Joshi does not portray this idealistic choice as an easy one. Bheeme faces the worst of the state’s repression, is attacked by the Naxals and parts with her lover over an ideological battle that he cannot win and she refuses to lose. Out of these conflicts emerge several parallel stories and sub-themes, including a love story where the girl is a rape survivor – an idea virtually unheard of and unexpressed in contemporary Indian literature or society.

Hridayesh Joshi. Credit: Twitter

Hridayesh Joshi. Credit: Twitter

When poetry meets prose 

In recent years, a number of novels have been written on the old Naxal movement. Alka Saraogi’s Jankidas Tejpal Mansion is an effort to understand why the Naxalbari movement of the ’70s failed. Dileep Simeon, writing in English, did this in a more focused manner with his novel Revolution Highway. Even Jhumpa Lahiri’s The Lowland looks at the Naxal issue. Apart from these recent books on the historical Naxal movement, a great amount of poetry from the ’70s through the ’90s has been shaped by these ideas. Indeed, based on the idea of changing the world, a very romantic, rich and sublime style of poetry has emerged.

Joshi’s novel shows what happens when that “dream of poetry” is refracted in the reality of the prose. As market forces dictate the agenda of governance, and all kinds of anti-communal, anti-exploitation groups – Gandhian, socialist, Leftist, ultra-Leftist or Ambedkarite – are lumped together under the category of “Naxal,” Lal Lakeer is a journey into a war zone where the collateral damage is beyond imagination.

The power of Joshi’s novel lies in its evocation of that most contested term – “authenticity.” It is easy to recognise the characters and events, so much so that the novel almost “feels” like a granular, detailed report of ground zero. Ultimately, we realise that our great country – our Bharat Mata, our “jai Hind,” our “saare jahan se achchha Hindostan hamara” – is a vast and varied land where the “idea of India” works variably or does not work at all, where the right to equality guaranteed by our constitution faces serious challenges.

What is the Gandhian way?

But what is the way forward in such a situation?

It is not necessarily the burden of the novelist to show the way, but it is a challenge Joshi accepts nonetheless. He is clearly of the opinion that only a democratic struggle can change things. Naxal violence only justifies the state violence that is far greater, in both nature and power. The only realistic way is the Gandhian way.

But Gandhi poses a problem here.
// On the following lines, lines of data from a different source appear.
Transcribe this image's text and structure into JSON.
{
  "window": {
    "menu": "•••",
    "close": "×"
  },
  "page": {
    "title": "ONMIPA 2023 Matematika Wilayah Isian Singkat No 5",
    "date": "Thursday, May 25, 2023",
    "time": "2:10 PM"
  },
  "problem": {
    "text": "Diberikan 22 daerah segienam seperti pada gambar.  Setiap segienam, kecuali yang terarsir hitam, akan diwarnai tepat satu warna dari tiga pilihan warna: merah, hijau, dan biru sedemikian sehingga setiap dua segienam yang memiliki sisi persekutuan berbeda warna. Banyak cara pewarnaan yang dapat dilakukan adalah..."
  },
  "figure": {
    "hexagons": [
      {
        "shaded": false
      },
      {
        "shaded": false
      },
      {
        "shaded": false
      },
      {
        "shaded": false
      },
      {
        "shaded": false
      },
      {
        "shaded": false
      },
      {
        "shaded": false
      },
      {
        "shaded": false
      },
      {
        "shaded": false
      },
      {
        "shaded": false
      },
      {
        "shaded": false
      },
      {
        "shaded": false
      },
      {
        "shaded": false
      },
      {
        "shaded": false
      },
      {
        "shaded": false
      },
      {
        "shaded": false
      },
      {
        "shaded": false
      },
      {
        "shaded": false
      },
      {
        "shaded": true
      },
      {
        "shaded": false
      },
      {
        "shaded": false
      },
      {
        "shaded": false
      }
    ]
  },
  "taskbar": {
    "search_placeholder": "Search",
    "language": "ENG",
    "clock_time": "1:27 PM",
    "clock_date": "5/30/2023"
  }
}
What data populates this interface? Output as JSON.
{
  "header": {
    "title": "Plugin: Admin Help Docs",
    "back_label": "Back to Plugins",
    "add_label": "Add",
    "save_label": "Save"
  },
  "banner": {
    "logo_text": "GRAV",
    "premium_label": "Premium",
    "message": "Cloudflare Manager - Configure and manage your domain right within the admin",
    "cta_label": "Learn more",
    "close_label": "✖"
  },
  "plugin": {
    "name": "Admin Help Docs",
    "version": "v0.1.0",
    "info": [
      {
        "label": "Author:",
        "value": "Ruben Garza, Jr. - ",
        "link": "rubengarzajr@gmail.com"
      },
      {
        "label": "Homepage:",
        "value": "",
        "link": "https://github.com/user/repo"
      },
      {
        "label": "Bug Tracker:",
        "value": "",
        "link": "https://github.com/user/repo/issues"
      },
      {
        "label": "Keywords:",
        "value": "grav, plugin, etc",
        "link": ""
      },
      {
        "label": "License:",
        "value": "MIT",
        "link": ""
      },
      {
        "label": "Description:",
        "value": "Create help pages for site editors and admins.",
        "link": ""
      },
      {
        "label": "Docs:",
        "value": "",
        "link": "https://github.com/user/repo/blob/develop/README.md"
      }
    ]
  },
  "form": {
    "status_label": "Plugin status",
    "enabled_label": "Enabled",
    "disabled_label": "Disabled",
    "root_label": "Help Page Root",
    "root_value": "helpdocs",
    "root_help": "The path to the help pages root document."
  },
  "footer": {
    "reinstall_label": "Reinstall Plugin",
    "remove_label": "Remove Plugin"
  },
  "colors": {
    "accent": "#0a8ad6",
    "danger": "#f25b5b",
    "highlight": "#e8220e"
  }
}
Is the Gandhian approach only a strategy, a means of putting pressure through satyagrahahartal and distributing flowers, or is it a way of life?

We can only raise the question – and hope that instead of presenting readymade or dogmatic answers, the characters brought to life by Joshi, the warriors in the war zone – Bheeme, Ramdeva, Bishan – will discover the real solutions, and come closer to showing us the meaning of love and war, life and democracy.

Lal Lakeer is published by Harper Hindi, INR 350, 300 pages.

Priyadarshan is a Hindi novelist, critic and journalist. He has published nine books, including 2 short story collections and one poetry collection. He has also translated a number of authors into Hindi, including Salman Rushdie and Arundhati Roy. He currently works with NDTV India.